• MATERIAL TO PROCESS
----------------------------------------

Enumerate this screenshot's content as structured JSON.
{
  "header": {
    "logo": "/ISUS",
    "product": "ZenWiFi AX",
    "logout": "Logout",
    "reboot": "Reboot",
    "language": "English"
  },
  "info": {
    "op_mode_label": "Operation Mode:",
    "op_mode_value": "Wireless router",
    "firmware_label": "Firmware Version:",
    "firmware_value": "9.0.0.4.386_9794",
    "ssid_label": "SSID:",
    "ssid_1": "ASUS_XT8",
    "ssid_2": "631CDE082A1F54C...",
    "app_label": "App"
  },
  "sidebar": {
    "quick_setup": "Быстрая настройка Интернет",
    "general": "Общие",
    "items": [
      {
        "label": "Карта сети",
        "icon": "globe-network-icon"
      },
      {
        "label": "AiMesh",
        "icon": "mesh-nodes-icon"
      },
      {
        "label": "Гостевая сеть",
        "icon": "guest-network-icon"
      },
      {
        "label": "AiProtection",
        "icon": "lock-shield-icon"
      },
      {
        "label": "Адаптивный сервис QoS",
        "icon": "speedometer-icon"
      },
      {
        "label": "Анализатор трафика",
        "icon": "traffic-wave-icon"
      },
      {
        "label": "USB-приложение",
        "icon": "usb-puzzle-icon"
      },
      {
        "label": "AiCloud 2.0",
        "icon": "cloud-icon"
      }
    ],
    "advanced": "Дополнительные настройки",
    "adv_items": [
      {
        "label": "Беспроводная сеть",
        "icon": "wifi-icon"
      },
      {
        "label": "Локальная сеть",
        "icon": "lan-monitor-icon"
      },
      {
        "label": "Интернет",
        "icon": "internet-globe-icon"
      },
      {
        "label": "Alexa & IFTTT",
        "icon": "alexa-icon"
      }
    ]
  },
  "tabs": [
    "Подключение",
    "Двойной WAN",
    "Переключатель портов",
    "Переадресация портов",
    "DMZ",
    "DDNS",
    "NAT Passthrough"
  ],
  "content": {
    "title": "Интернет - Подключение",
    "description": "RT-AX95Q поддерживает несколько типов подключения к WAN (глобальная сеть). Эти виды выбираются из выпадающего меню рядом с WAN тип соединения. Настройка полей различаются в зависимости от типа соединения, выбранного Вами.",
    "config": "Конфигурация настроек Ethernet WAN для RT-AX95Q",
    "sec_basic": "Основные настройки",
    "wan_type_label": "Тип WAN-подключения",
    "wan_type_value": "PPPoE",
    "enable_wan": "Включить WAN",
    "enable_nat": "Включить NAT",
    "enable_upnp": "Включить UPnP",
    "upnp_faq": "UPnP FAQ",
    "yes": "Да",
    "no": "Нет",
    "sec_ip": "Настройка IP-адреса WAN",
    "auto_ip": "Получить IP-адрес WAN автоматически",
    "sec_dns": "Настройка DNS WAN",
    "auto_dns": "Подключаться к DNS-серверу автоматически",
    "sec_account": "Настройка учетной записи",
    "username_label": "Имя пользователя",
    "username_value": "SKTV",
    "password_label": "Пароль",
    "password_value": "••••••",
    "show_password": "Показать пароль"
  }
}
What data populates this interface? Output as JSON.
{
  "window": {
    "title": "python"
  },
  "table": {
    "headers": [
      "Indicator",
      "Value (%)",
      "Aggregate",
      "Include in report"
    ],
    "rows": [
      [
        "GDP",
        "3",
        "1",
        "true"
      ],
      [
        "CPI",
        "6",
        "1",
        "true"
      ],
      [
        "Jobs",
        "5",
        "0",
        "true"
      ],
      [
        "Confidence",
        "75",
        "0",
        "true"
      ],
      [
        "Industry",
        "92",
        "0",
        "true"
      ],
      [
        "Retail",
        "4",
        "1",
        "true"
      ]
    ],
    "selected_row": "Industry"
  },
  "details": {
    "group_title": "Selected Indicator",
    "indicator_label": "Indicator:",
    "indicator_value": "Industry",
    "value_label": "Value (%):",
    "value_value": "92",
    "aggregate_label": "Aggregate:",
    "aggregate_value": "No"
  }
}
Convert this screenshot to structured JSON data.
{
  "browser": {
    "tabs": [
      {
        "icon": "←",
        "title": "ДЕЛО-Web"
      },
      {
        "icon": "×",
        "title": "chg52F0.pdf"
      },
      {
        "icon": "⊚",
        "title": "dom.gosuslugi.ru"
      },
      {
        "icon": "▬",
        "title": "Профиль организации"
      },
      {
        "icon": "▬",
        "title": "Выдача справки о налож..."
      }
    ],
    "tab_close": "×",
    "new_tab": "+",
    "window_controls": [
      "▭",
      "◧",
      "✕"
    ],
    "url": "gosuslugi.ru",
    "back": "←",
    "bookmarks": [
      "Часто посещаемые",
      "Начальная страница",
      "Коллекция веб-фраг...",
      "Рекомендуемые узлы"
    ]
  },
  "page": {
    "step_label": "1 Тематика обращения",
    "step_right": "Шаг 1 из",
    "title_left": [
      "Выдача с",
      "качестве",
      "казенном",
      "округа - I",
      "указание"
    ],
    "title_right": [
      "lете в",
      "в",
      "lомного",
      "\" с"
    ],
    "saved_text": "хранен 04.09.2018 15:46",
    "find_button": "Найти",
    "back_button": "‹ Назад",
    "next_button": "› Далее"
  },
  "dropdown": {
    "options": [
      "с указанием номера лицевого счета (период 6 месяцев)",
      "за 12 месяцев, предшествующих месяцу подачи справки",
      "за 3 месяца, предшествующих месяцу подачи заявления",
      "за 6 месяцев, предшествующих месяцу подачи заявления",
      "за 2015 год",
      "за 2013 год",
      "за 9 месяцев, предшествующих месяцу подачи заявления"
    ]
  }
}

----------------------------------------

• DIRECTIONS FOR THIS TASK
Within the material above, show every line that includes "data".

• RESPONSE
What data populates this interface? Output as JSON.
Convert this screenshot to structured JSON data.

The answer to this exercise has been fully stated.